At the very beginning of the most famous sermon that he ever preached, Jesus offered what have come to be known as the Beatitudes (Matthew 5:1-12). The word “beatitude” is a derivative of a Latin word which means “blessedness” or “blessing.” We call them the beatitudes because, in them, Jesus speaks of the revolutionary blessedness that is to be found in the kingdom of God.
The Beatitudes bear witness to the revolutionary condition ushered in by God’s kingdom. It is a “kingdom condition” in which God is able to accomplish amazing things in the lives of those who are poor in spirit and persecuted. It is a kingdom condition in which God moves powerfully through the work of the merciful and the peacemakers. Most of all, it is a kingdom condition that redefines what blessedness really means.
At the heart of the Beatitudes is a verse of scripture that, in many ways, ties all of the beatitudes together. That verse is this: “Blessed are those who hunger and thirst for righteousness, for they will be filled.” What is righteousness? It is, quite simply, right living—living in alignment with the desires and purposes of God. Literally, the word “righteousness” in Greek refers to the state of being as we ought to be or, more specifically, the state of being as God created us to be. Therefore, when Jesus says that people are blessed when they hunger and thirst for righteousness, he is telling us that they are blessed when their most passionate desire in life is to live rightly, manifesting integrity and Christlikeness in their living, so that their lives become everything that they were created to be and everything that God wants them to be.

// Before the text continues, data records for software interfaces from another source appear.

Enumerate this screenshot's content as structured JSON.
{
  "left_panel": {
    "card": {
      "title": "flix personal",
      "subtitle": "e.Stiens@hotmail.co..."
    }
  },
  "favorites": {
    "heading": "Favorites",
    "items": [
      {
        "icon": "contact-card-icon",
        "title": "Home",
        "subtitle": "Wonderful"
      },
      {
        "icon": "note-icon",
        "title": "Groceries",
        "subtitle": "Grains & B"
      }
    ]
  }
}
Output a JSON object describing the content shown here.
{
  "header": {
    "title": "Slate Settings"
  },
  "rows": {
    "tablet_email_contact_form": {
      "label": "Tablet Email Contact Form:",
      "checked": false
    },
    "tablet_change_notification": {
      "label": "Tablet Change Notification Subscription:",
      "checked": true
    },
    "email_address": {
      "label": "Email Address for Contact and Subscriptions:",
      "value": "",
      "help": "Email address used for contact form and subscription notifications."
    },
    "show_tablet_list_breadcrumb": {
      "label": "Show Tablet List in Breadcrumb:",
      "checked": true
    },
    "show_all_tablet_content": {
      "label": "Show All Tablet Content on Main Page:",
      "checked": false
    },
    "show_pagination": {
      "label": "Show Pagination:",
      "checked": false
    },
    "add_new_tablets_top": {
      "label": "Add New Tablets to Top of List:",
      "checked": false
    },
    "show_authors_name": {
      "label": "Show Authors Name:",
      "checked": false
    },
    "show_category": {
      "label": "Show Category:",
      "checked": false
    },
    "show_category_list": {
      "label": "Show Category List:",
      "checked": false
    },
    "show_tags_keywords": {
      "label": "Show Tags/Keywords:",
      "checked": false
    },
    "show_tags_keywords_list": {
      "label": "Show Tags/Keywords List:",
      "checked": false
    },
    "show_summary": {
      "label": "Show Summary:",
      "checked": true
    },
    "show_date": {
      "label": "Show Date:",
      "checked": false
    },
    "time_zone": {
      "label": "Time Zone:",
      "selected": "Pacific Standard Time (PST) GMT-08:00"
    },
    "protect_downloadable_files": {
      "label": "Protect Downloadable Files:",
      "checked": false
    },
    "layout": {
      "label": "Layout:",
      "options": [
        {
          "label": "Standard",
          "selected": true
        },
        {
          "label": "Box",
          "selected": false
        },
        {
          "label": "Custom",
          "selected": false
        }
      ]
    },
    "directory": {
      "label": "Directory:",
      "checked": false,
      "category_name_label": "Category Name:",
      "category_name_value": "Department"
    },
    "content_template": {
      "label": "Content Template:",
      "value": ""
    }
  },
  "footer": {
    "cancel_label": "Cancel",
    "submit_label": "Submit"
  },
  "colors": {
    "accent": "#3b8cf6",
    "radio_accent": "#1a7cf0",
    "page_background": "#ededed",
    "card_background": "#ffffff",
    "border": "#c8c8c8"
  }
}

Blessed are those who hunger and thirst for this kind of righteousness, Jesus says, for they will indeed be filled.
What I appreciate most about those words is the way in which they provide for us a helpful vocabulary with which to speak about the saints of our faith. In some segments of the church, sainthood is a title reserved for a very few people who have garnered enough votes based upon their extraordinary accomplishments. In other segments of the church, however, including United Methodism, sainthood is something broader and more comprehensive than that. Worth noting is that, in his letters, when the Apostle Paul refers to the saints of a particular church, he is not making reference to a group of people who have been canonized or voted in. Rather, he is making reference to all of those who have given their lives to Jesus Christ and who are endeavoring to further his kingdom.
Biblically speaking, then, the saints are not perfect or sinless people. They are not even people who have accomplished something tremendous. Rather, the saints, to borrow Jesus’ vocabulary from the Beatitudes, are all those people who consistently hunger and thirst for righteousness for the sake of Jesus Christ and his kingdom. The saints, in other words, are disciples who do not simply flirt with right living. They hunger for it with their soul, they thirst for it with their spirit, as though living in alignment with the purposes and desires of God were the governing passion of their lives.
As we celebrate All Saints Day this year, who are the saints that you are remembering? What faces are appearing in your thoughts? Who are the people who have shown you throughout your life what it looks like to hunger and thirst for the righteousness of God? I encourage you to remember them well.
Thanks be to God for the saints of our faith who have hungered and thirsted for righteousness, many of whom now rest from their labor in a realm where their hunger has been completely satisfied.